Next, to further prepare her students for their eventual teaching positions, Walpole learned how to use Google Docs to implement cooperative learning activities in her classes. She consulted weekly with IT staff to help accomplish her goal of incorporating even more technology into her classroom.
“Cooperative learning occurs when a group of students accomplish a task with both individual and group accountability,” she said. “It helps students better archive their learning, and interact and transform the content in ways that help build their understanding and memory.”
Using a structured, shared Google Doc, students work in small groups during class to answer reading-based questions. This classroom-based learning activity replaces lecture-time with writing and collaborating in a group.

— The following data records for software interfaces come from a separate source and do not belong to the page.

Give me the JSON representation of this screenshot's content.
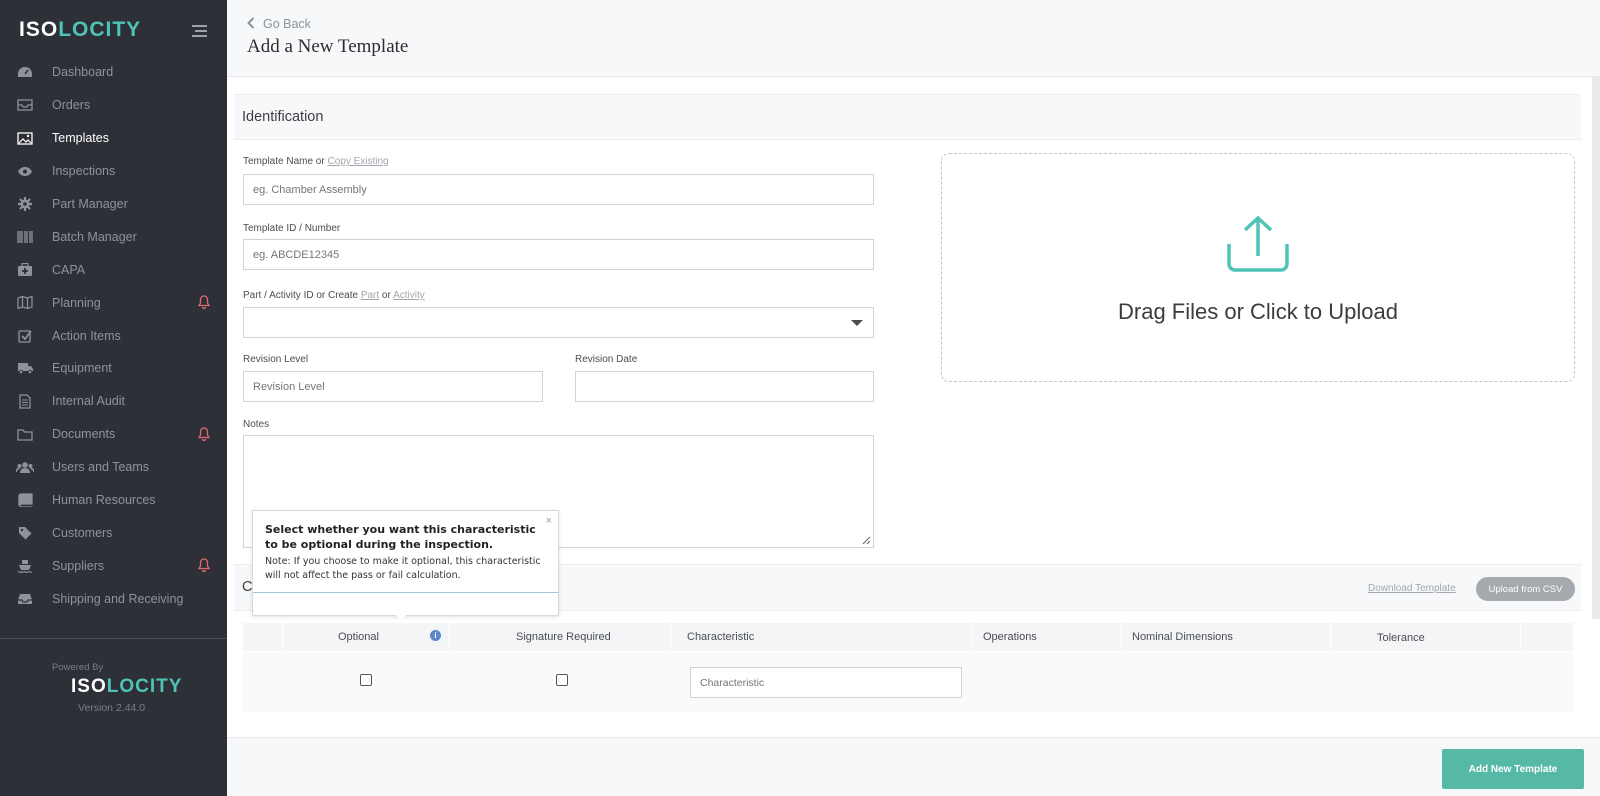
{
  "sidebar": {
    "logo_left": "ISO",
    "logo_right": "LOCITY",
    "items": [
      {
        "label": "Dashboard",
        "icon": "dashboard-icon",
        "active": false
      },
      {
        "label": "Orders",
        "icon": "inbox-icon",
        "active": false
      },
      {
        "label": "Templates",
        "icon": "image-icon",
        "active": true
      },
      {
        "label": "Inspections",
        "icon": "eye-icon",
        "active": false
      },
      {
        "label": "Part Manager",
        "icon": "gear-icon",
        "active": false
      },
      {
        "label": "Batch Manager",
        "icon": "barcode-icon",
        "active": false
      },
      {
        "label": "CAPA",
        "icon": "medkit-icon",
        "active": false
      },
      {
        "label": "Planning",
        "icon": "map-icon",
        "active": false,
        "alert": true
      },
      {
        "label": "Action Items",
        "icon": "checkbox-icon",
        "active": false
      },
      {
        "label": "Equipment",
        "icon": "truck-icon",
        "active": false
      },
      {
        "label": "Internal Audit",
        "icon": "document-icon",
        "active": false
      },
      {
        "label": "Documents",
        "icon": "folder-icon",
        "active": false,
        "alert": true
      },
      {
        "label": "Users and Teams",
        "icon": "users-icon",
        "active": false
      },
      {
        "label": "Human Resources",
        "icon": "book-icon",
        "active": false
      },
      {
        "label": "Customers",
        "icon": "tag-icon",
        "active": false
      },
      {
        "label": "Suppliers",
        "icon": "ship-icon",
        "active": false,
        "alert": true
      },
      {
        "label": "Shipping and Receiving",
        "icon": "tray-icon",
        "active": false
      }
    ],
    "powered_by": "Powered By",
    "version": "Version 2.44.0"
  },
  "header": {
    "go_back": "Go Back",
    "title": "Add a New Template"
  },
  "identification": {
    "section_title": "Identification",
    "template_name_label": "Template Name or ",
    "copy_existing_link": "Copy Existing",
    "template_name_placeholder": "eg. Chamber Assembly",
    "template_id_label": "Template ID / Number",
    "template_id_placeholder": "eg. ABCDE12345",
    "part_label": "Part / Activity ID or Create ",
    "part_link": "Part",
    "or_text": " or ",
    "activity_link": "Activity",
    "revision_level_label": "Revision Level",
    "revision_level_placeholder": "Revision Level",
    "revision_date_label": "Revision Date",
    "notes_label": "Notes"
  },
  "upload": {
    "text": "Drag Files or Click to Upload",
    "accent": "#4fc3b6"
  },
  "characteristics": {
    "section_letter": "C",
    "download_template": "Download Template",
    "upload_csv": "Upload from CSV",
    "columns": [
      "Optional",
      "Signature Required",
      "Characteristic",
      "Operations",
      "Nominal Dimensions",
      "Tolerance"
    ],
    "characteristic_placeholder": "Characteristic"
  },
  "tooltip": {
    "close": "×",
    "title": "Select whether you want this characteristic to be optional during the inspection.",
    "body": "Note: If you choose to make it optional, this characteristic will not affect the pass or fail calculation."
  },
  "footer": {
    "add_button": "Add New Template",
    "button_color": "#55b9a6"
  }
}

“I’m convinced that the less I talk, and the more my students talk, the more they're going to learn,” Walpole added. “With the group, they can actually figure out any nuanced misunderstandings they might have had, and since they’ve talked to one another before listening to me, we have much better conversations in class.”
To help make time for her SMART Slate training and Google Doc collaboration in class, Walpole is creatively using Camtasia, Apple GarageBand, and Canvas to implement a “flipped classroom” in some of her courses. This means her students watch online video lectures out of class, but do homework in class a process that’s backward from the usual course format.

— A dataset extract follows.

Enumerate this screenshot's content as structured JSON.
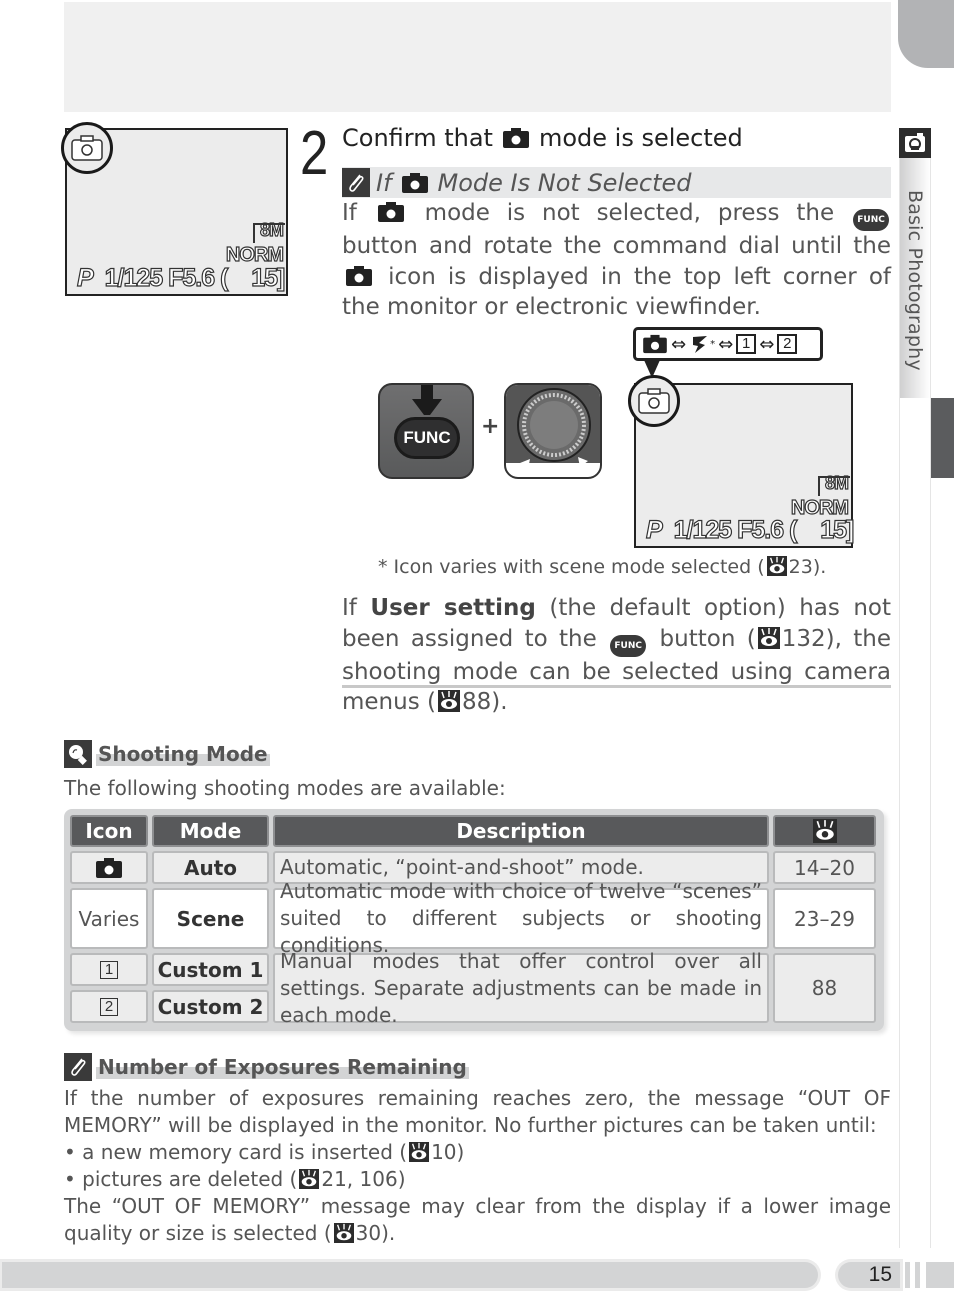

“I record short segments of lecture on Camtasia and assign the lectures as if they're readings,” she said.
Walpole also uses Apple GarageBand to record portions of the audio of every class session. With GarageBand, she has the ability to segment the recordings by topic and export them as podcasts directly to her class Canvas pages. Since the content of her courses is cumulative and not easy, students have the opportunity to log in to Canvas and review the recordings as many times as they want.
Walpole’s combination of SMART Slates, Google Docs, Camtasia, and Apple GarageBand is helping her students become fluid, confident, and creative in the field of educational technology.
“You’re trapped by technology if you can’t control it, and that can be scary for a professor,” Walpole admitted. “But the technology services here are unparalleled in terms of flexibility and friendliness. With the Transformation Grant, all you have to have is a problem, and IT can help you think about whether there are particular technologies that can help you solve it.”
Walpole concluded that, “Our students here at UD are going to be adept at the creation and use of educational technology they learn how to utilize it in their classes here, and they’re using it everyday in their real-life experiences. They need to be able to teach children to use technology and digital tools to construct knowledge. When they begin their teaching careers, I know my students won’t find teaching with technology to be as challenging as some current teachers do.”
About Sharon Walpole
Walpole is a professor in the University of Delaware School of Education. Her research focus is the design and creation of professional development efforts in literacy, as well as the design of small-group differentiated reading instruction. She works with literacy coaches, reading specialists, and administrators to build school-wide systems that support teachers, especially those working for children at risk.
Walpole has worked for 12 years as a consultant for the state of Georgia’s Department of Education, and helps to maintain ComprehensiveReadingSolutions.com, a module-based website designed to provide free materials to teachers for professional learning. She has co-authored eight books for teachers and teacher leaders, and she helps edit The Essential Library of PreK-2 Literacy, a series for the early primary years.
Article by Christopher Johnson
Photo by Alexandra Reid